All the friends that I’ve given a taste of okra chips have loved them. That is if they liked okra in the first place. I would imagine that even okra haters. Those that hate the gummy, stringy stewed okra, would like okra chips.
I have since found okra chips also at Harris Teeter in Fayetteville, NC. They were pre-packaged, but I think a little cheaper in price and selling around $5 per plastic bowl. I’m not sure that these were as intense in flavor as the bulk ones I found at Fresh Market.
As I’ve said in earlier posts, I have really learned to love hummus since I made it at home several months ago.

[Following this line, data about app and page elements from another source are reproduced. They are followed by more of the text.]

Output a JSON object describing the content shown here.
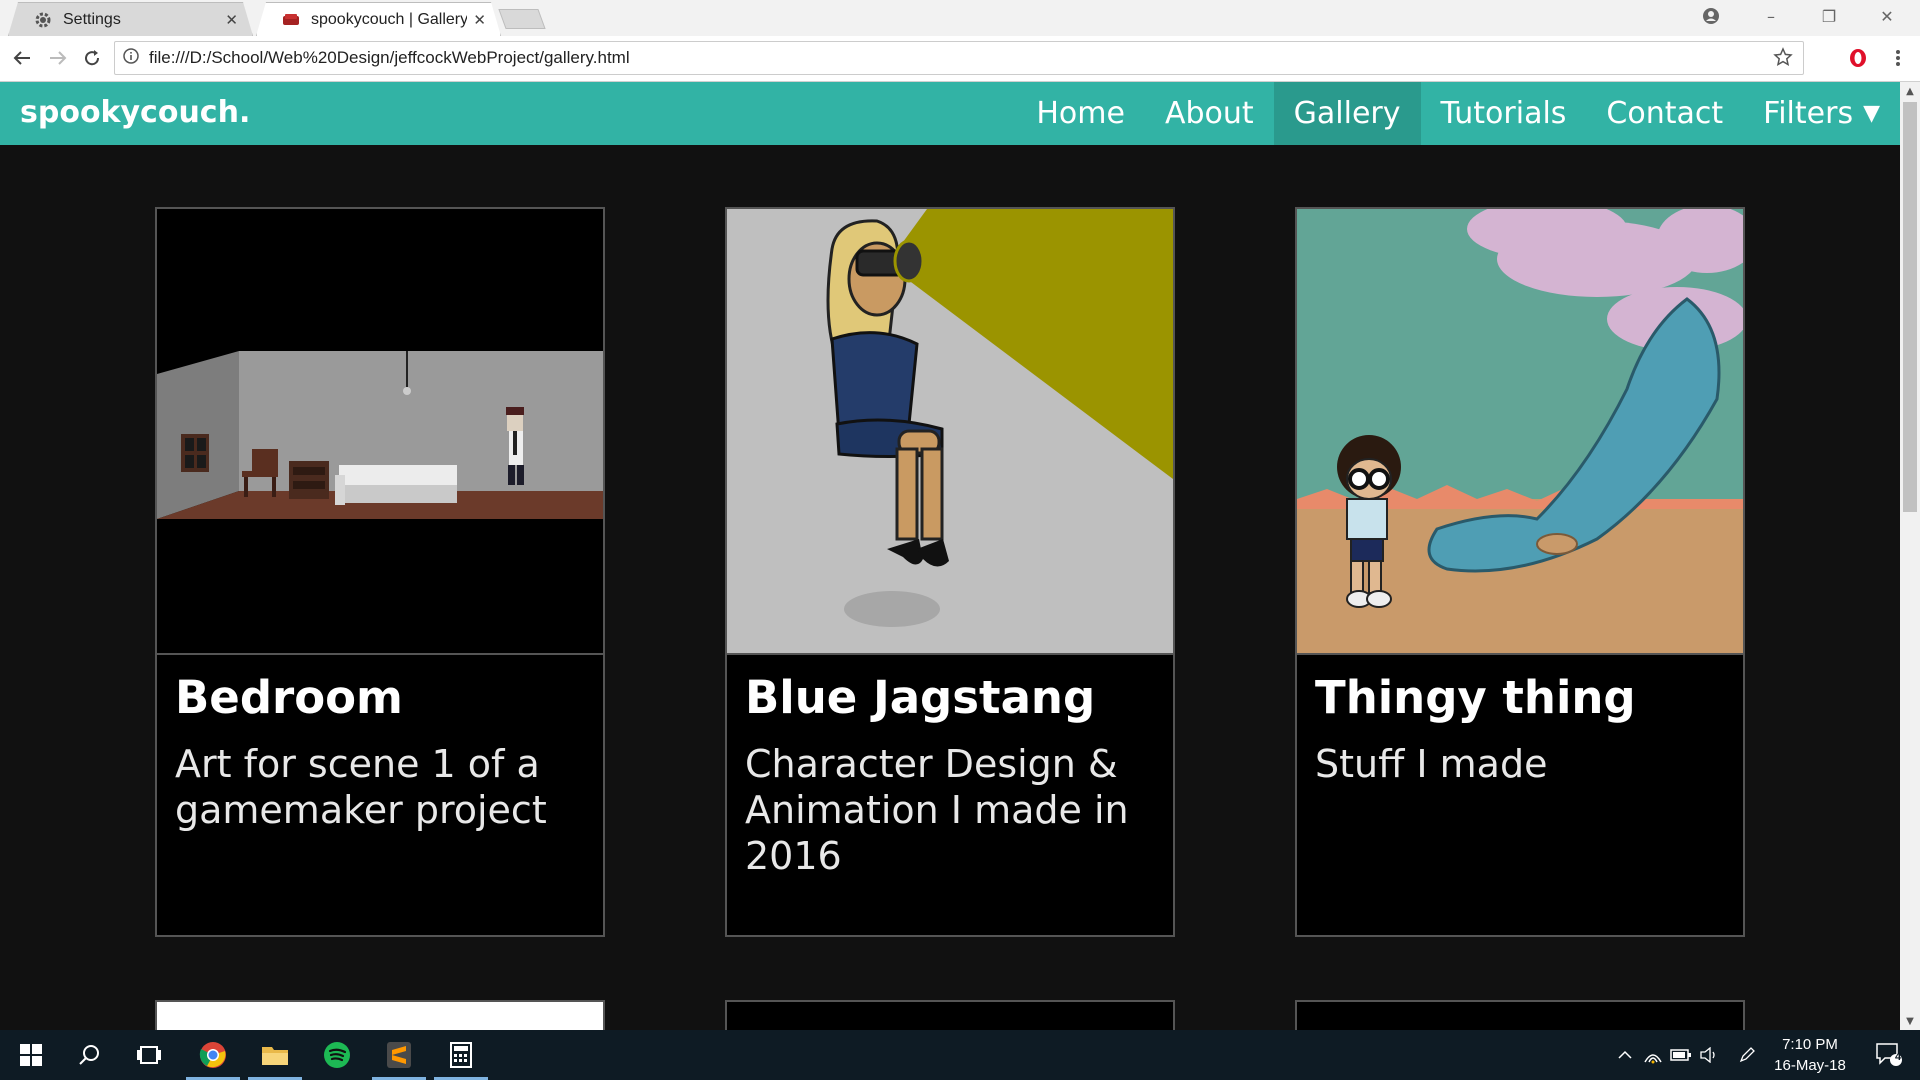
{
  "browser": {
    "tabs": [
      {
        "label": "Settings",
        "icon": "gear-icon"
      },
      {
        "label": "spookycouch | Gallery",
        "icon": "couch-icon"
      }
    ],
    "url": "file:///D:/School/Web%20Design/jeffcockWebProject/gallery.html"
  },
  "site": {
    "brand": "spookycouch.",
    "nav": [
      {
        "label": "Home"
      },
      {
        "label": "About"
      },
      {
        "label": "Gallery"
      },
      {
        "label": "Tutorials"
      },
      {
        "label": "Contact"
      },
      {
        "label": "Filters"
      }
    ],
    "active_nav": "Gallery",
    "accent_color": "#32b3a5"
  },
  "gallery": {
    "cards": [
      {
        "title": "Bedroom",
        "description": "Art for scene 1 of a gamemaker project"
      },
      {
        "title": "Blue Jagstang",
        "description": "Character Design & Animation I made in 2016"
      },
      {
        "title": "Thingy thing",
        "description": "Stuff I made"
      }
    ]
  },
  "taskbar": {
    "time": "7:10 PM",
    "date": "16-May-18",
    "notifications": "4"
  }
}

I had opened two cans of Garbanzo beans, at different times, and only used half a can (because that is what fits well in my chopper). I must have not realized that I still had a plastic container of beans in the fridge before I opened the second can. Well, both plastic containers sat in the fridge for days, if not at least a week until this week. I opened and smelled one container and then tasted one bean. It was fine, and I made some hummus. A day or two later I repeated the process with the older plastic container of Garbanzos, and they were good also. Apparently, Garbanzos will last a long time out of the can, as long as they are refrigerated.
The extra things that I did to this week’s hummus was to add some flavored olive oil and a handful of Italian parsley. I had purchased the flavored olive oil in Hickory, NC some months ago. The one I used was a mushroom flavored oil, very earthy in aroma and flavor. I added some roasted garlic, capers, lime juice and some regular olive oil (Frantoia). Boy, this produced a very distinctive and flavorful hummus, and the parsley gave it a beautiful green color.
I ate at the Red Lobster in Fayetteville yesterday for lunch. The waiter told me that they were out of the red wine vinaigrette but before he left I thought to ask if they had vinegar and oil. He said yes and brought the two vials out with the house salad. The vinegar appeared to be red wine vinegar, both in color and flavor. Perfect! I asked for a little sauce bowl and put some oil and vinegar in and then added several packets of artificial sweetener. It needed a little more vinegar, but this was as close to their red wine vinaigrette as I needed, and it was good.
A little over a week ago, I was in Harris Teeter and tried a sample of cheese. Normally, I try it, find it to be nothing special, and walk away. But, not this time. It was a white American Cheese and reminded me of all those Kraft American Cheese slices that I had grown up with. Reminded me, but having a much better flavor. I even mentioned this to a man standing behind me at the time. He tried it, and then offered a sample to his wife/girlfriend,… and they bought some of this cheese also. *I’ve since gone back and bought a little more of this cheese. And, when I did, I bought a small loaf of olive bread. So, I’ve been eating my flavored hummus, with a little American Cheese, and a slice of the olive bread, with a little mayo, on the bread, and on freshly sliced tomatoes, and alternating with some ripe Spanish and French olives, and maybe adding a little Turmeric or freshly ground Cumin to the tomatoes. It is so natural for me to snack off my kitchen island. I might go to Crate and Barrel in Winston-Salem this coming weekend to get a chair to use with the island cart.